Uterine motility depends on the formation of the contractile protein actomyosin under the influence of the Ca2+- dependent phosphorylating enzyme myosin light-chain kinase. Oxytocin promotes contractions by increasing the intracellular Ca2+. Oxytocin has specific receptors in the myometrium and the receptor concentration increases greatly during pregnancy, reaching a maximum in early labor at term. The response to a given dose of oxytocin is very individualized and depends on the sensitivity of the uterus, which is determined by the oxytocin receptor concentration. However, the physician should be aware of the fact that oxytocin even in its pure form has inherent pressor and antidiuretic properties which may become manifest when large doses are administered. These properties are thought to be due to the fact that oxytocin and vasopressin differ in regard to only two of the eight amino acids (see PRECAUTIONS section).

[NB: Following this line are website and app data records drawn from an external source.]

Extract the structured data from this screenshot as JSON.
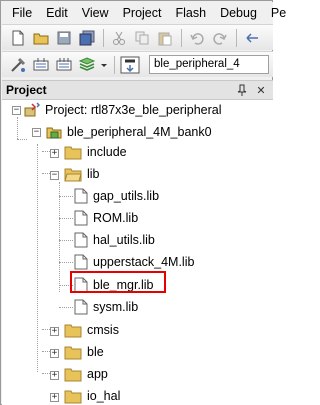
{
  "menu": [
    "File",
    "Edit",
    "View",
    "Project",
    "Flash",
    "Debug",
    "Pe"
  ],
  "toolbar": {
    "target_value": "ble_peripheral_4"
  },
  "panel": {
    "title": "Project",
    "pin_glyph": "ᵖ",
    "close_glyph": "✕"
  },
  "tree": {
    "expand_sign": "+",
    "collapse_sign": "−",
    "project_label": "Project: rtl87x3e_ble_peripheral",
    "target_label": "ble_peripheral_4M_bank0",
    "groups": {
      "include": "include",
      "lib": "lib",
      "cmsis": "cmsis",
      "ble": "ble",
      "app": "app",
      "io_hal": "io_hal"
    },
    "lib_files": [
      "gap_utils.lib",
      "ROM.lib",
      "hal_utils.lib",
      "upperstack_4M.lib",
      "ble_mgr.lib",
      "sysm.lib"
    ],
    "highlighted_file": "ble_mgr.lib"
  },
  "colors": {
    "highlight_border": "#e60000",
    "folder": "#e8c35a"
  }
}
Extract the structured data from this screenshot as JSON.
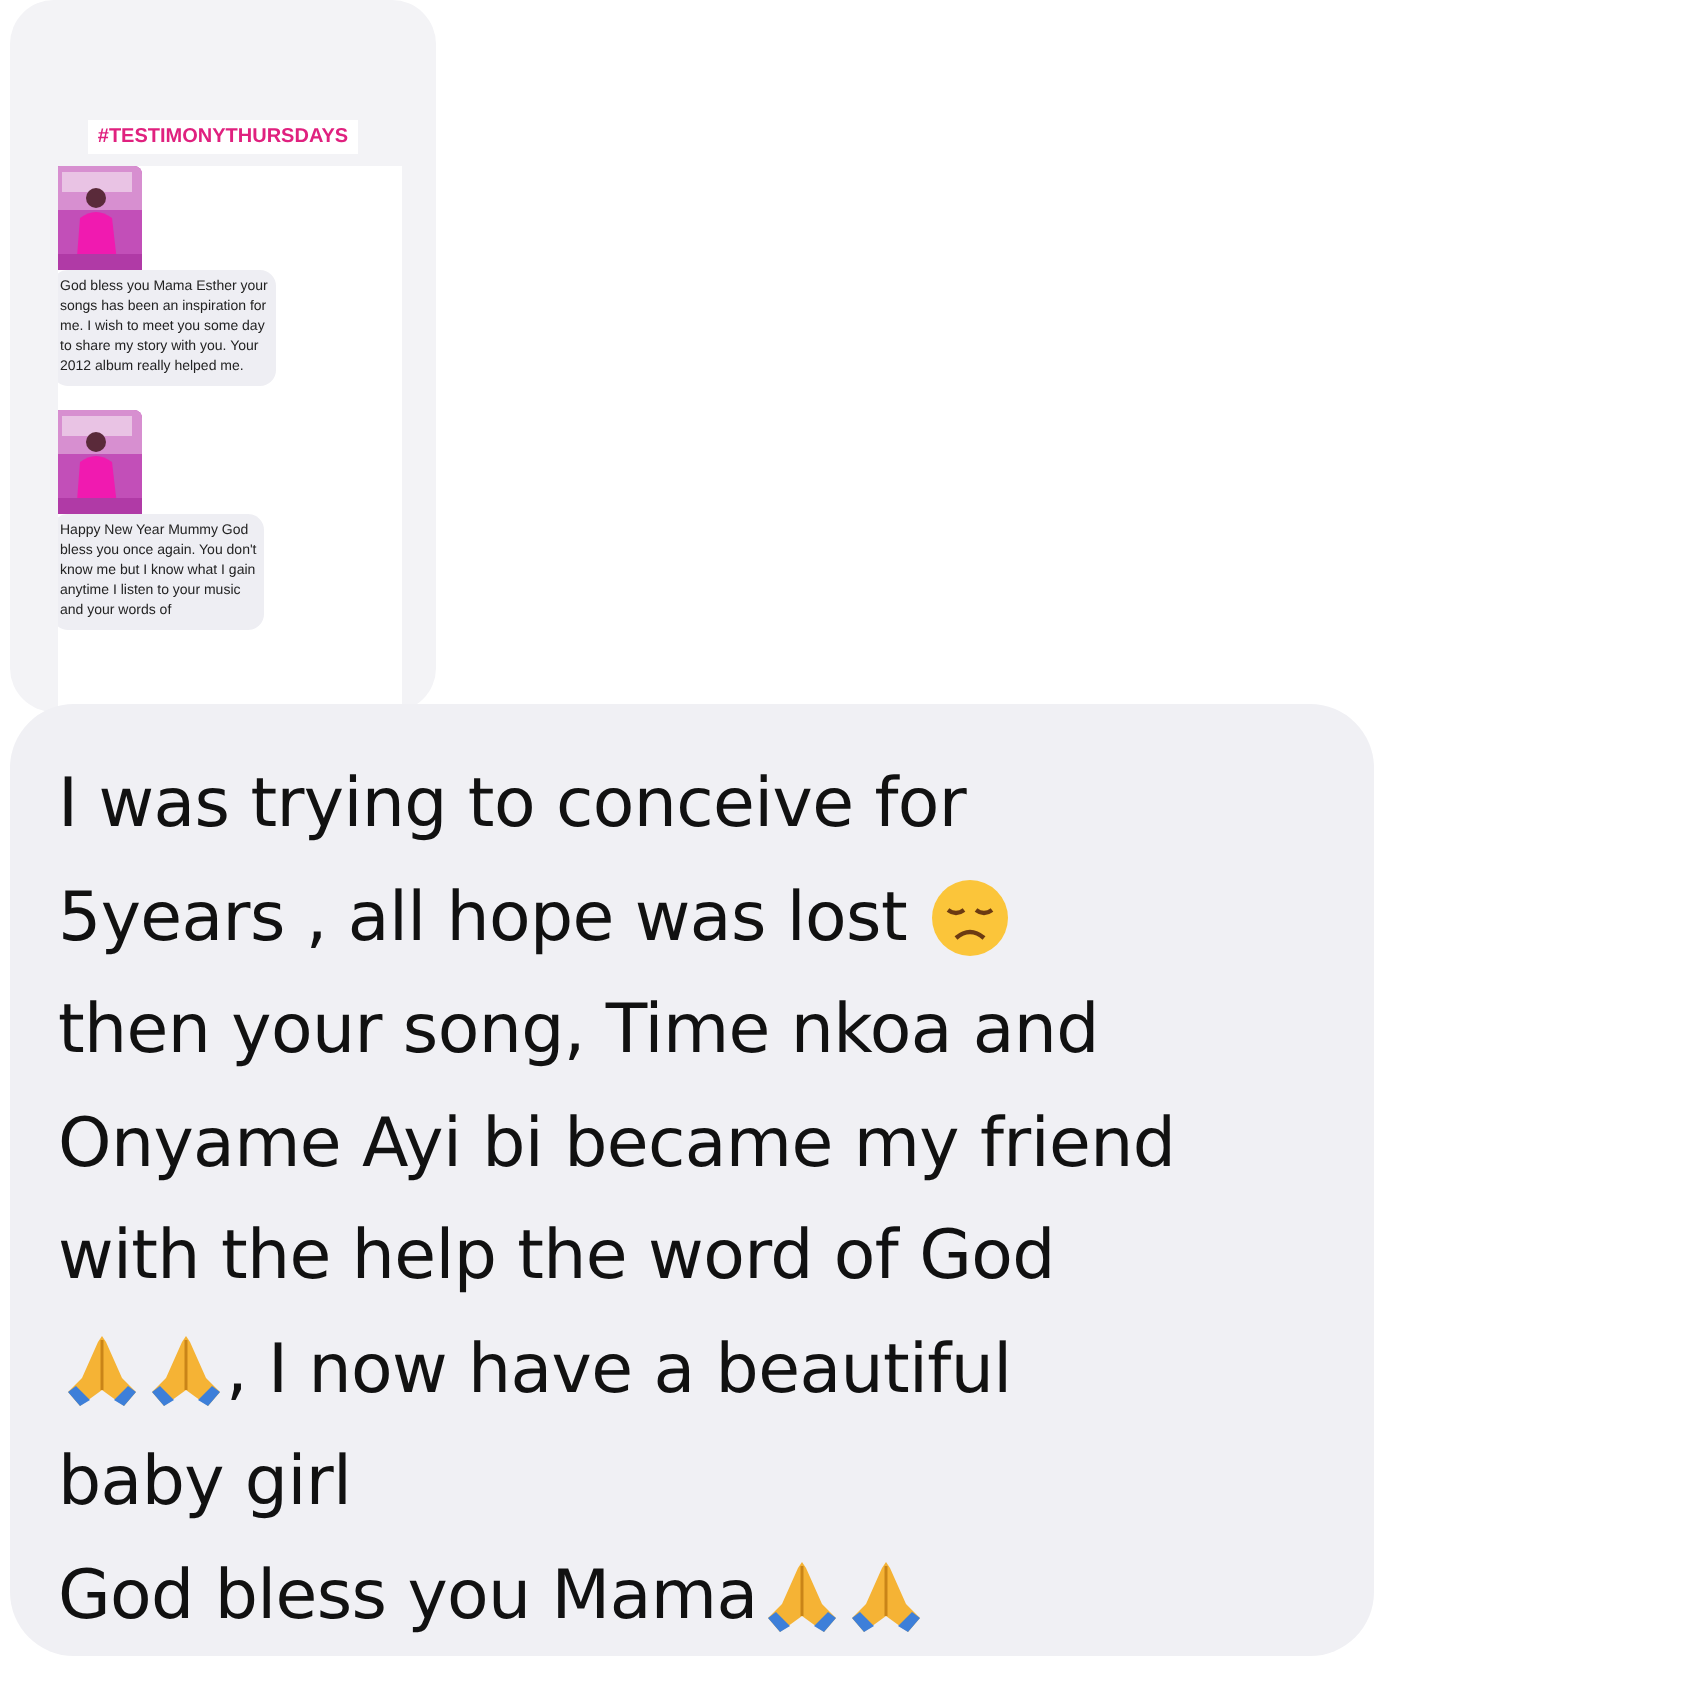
{
  "shared_story": {
    "hashtag": "#TESTIMONYTHURSDAYS",
    "comments": [
      {
        "lines": [
          "God bless you Mama Esther your",
          "songs has been an inspiration for",
          "me. I wish to meet you some day",
          "to share my story with you. Your",
          "2012 album really helped me."
        ]
      },
      {
        "lines": [
          "Happy New Year Mummy God",
          "bless you once again. You don't",
          "know me but I know what I gain",
          "anytime I listen to your music",
          "and your words of"
        ]
      }
    ]
  },
  "message": {
    "lines": [
      [
        {
          "kind": "text",
          "text": "I was trying to conceive for"
        }
      ],
      [
        {
          "kind": "text",
          "text": "5years , all hope was lost"
        },
        {
          "kind": "sad_emoji"
        }
      ],
      [
        {
          "kind": "text",
          "text": "then your song, Time nkoa and"
        }
      ],
      [
        {
          "kind": "text",
          "text": "Onyame Ayi bi became my friend"
        }
      ],
      [
        {
          "kind": "text",
          "text": "with the help the word of God"
        }
      ],
      [
        {
          "kind": "pray_emoji"
        },
        {
          "kind": "pray_emoji"
        },
        {
          "kind": "text",
          "text": ", I now have a beautiful"
        }
      ],
      [
        {
          "kind": "text",
          "text": "baby girl"
        }
      ],
      [
        {
          "kind": "text",
          "text": "God bless you Mama"
        },
        {
          "kind": "pray_emoji"
        },
        {
          "kind": "pray_emoji"
        }
      ]
    ]
  }
}
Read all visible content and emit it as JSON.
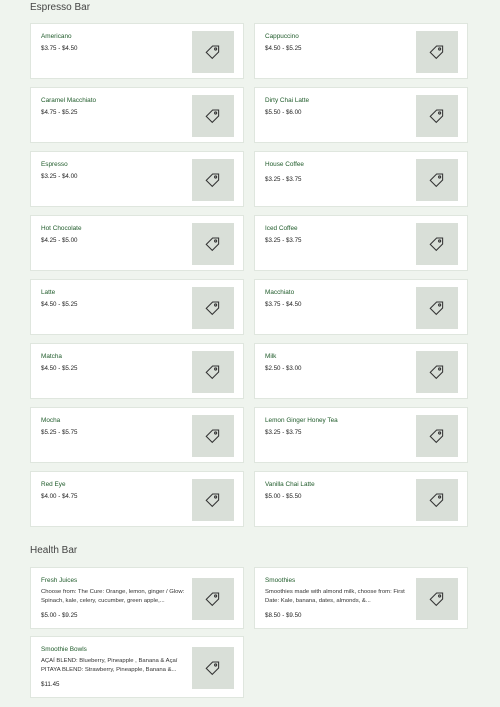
{
  "espresso_bar": {
    "title": "Espresso Bar",
    "items": [
      {
        "name": "Americano",
        "price": "$3.75 - $4.50"
      },
      {
        "name": "Cappuccino",
        "price": "$4.50 - $5.25"
      },
      {
        "name": "Caramel Macchiato",
        "price": "$4.75 - $5.25"
      },
      {
        "name": "Dirty Chai Latte",
        "price": "$5.50 - $6.00"
      },
      {
        "name": "Espresso",
        "price": "$3.25 - $4.00"
      },
      {
        "name": "House Coffee",
        "price": "$3.25 - $3.75"
      },
      {
        "name": "Hot Chocolate",
        "price": "$4.25 - $5.00"
      },
      {
        "name": "Iced Coffee",
        "price": "$3.25 - $3.75"
      },
      {
        "name": "Latte",
        "price": "$4.50 - $5.25"
      },
      {
        "name": "Macchiato",
        "price": "$3.75 - $4.50"
      },
      {
        "name": "Matcha",
        "price": "$4.50 - $5.25"
      },
      {
        "name": "Milk",
        "price": "$2.50 - $3.00"
      },
      {
        "name": "Mocha",
        "price": "$5.25 - $5.75"
      },
      {
        "name": "Lemon Ginger Honey Tea",
        "price": "$3.25 - $3.75"
      },
      {
        "name": "Red Eye",
        "price": "$4.00 - $4.75"
      },
      {
        "name": "Vanilla Chai Latte",
        "price": "$5.00 - $5.50"
      }
    ]
  },
  "health_bar": {
    "title": "Health Bar",
    "items": [
      {
        "name": "Fresh Juices",
        "description": "Choose from: The Cure: Orange, lemon, ginger / Glow: Spinach, kale, celery, cucumber, green apple,...",
        "price": "$5.00 - $9.25"
      },
      {
        "name": "Smoothies",
        "description": "Smoothies made with almond milk, choose from: First Date: Kale, banana, dates, almonds, &...",
        "price": "$8.50 - $9.50"
      },
      {
        "name": "Smoothie Bowls",
        "description": "AÇAÍ BLEND: Blueberry, Pineapple , Banana & Açaí PITAYA BLEND: Strawberry, Pineapple, Banana &...",
        "price": "$11.45"
      }
    ]
  },
  "icons": {
    "item_thumbnail": "tag-icon"
  }
}
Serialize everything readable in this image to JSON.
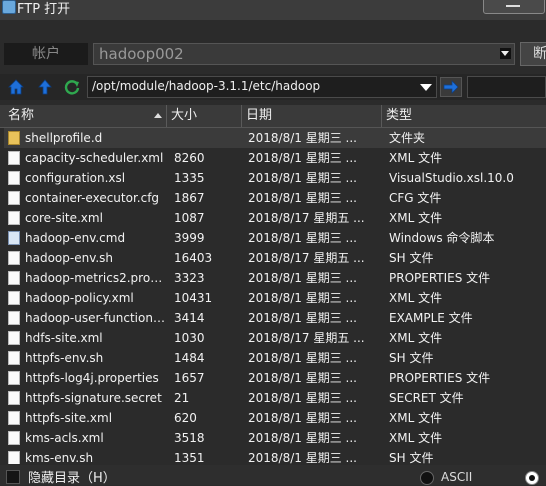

Oxytocin is distributed throughout the extracellular fluid. Small amounts of the drug probably reach the fetal circulation. Oxytocin has a plasma half-life of about 1 to 6 minutes which is decreased in late pregnancy and during lactation. Following intravenous administration of oxytocin, uterine response occurs almost immediately and subsides within 1 hour. Following intramuscular injection of the drug, uterine response occurs within 3 to 5 minutes and persists for 2 to 3 hours. Its rapid removal from plasma is accomplished largely by the kidney and the liver. Only small amounts are excreted in urine unchanged.